Andrea Turner Moffitt, of the Center for Talent InnovationWhat should advisors do differently? One task is to help build women investors’ confidence, though Moffitt cautioned that the issue is “not financial literacy,” and that especially in the U.S., according to the Center’s study, “women are more financially knowledgeable than they give themselves credit for.”

During the webinar, Curtis Arledge, vice chairman of BNY Mellon and CEO of Investment Management, argued that due to the “tangible gaps that exist” in many women’s working income, “women need to invest earlier in life to reflect their longer lifespans.
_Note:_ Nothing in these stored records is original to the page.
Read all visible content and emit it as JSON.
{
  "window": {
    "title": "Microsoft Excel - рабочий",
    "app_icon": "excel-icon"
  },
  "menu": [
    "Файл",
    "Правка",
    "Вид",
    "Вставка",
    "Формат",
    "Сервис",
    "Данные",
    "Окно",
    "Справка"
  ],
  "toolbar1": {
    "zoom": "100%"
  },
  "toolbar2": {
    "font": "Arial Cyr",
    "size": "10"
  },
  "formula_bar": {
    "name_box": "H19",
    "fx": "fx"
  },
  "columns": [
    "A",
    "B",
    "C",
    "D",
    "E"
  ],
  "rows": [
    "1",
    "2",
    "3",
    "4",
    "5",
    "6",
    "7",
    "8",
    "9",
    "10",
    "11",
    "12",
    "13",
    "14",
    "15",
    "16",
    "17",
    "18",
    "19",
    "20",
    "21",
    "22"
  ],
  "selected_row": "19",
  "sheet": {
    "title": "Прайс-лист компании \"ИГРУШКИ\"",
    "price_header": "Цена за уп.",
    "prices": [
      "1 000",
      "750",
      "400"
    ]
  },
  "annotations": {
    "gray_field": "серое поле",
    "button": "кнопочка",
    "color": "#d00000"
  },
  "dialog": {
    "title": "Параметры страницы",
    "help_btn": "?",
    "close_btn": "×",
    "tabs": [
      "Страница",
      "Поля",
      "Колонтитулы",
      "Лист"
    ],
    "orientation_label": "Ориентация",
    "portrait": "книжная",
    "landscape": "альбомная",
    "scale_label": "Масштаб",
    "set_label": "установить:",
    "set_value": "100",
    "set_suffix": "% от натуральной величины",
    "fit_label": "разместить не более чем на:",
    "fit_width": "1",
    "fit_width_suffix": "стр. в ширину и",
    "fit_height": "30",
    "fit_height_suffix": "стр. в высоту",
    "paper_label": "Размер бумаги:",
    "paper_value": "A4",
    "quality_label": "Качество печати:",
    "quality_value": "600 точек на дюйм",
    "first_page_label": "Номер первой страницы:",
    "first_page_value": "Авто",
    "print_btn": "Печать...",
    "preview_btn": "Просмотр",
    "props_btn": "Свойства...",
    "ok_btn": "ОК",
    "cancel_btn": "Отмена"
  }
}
In addition to the greater need for medical care due to their greater longevity, and that in aging they “often have to do it alone,” Arledge said advisors need to account for women’s greater “exposure to inflation.” Advisors should “manage diversification” around a woman’s portfolio with the understading that her home will likely become a larger part of her portfolio. “Many women end up having no liquidity,” he said, which is one reason why reverse mortgages might be appropriate for many women.

The “Harnessing the Power of the Purse” study’s conclusions? “What women everywhere want […] is to be served, not marketed to. They want an inclusive environment — one where they feel welcome to ask questions and feel assured they’re heard and understood. Advisors who understand and honor a woman’s financial, personal and social priorities are likely to win her trust, satisfaction and loyalty.”

A free copy (registration required) of Pershing’s Women: Investing With a Purpose study is available on the Pershing site.

— Related on ThinkAdvisor:


© 2024 ALM Global, LLC, All Rights Reserved. Request academic re-use from All other uses, submit a request to [email protected]. For more information visit Asset & Logo Licensing.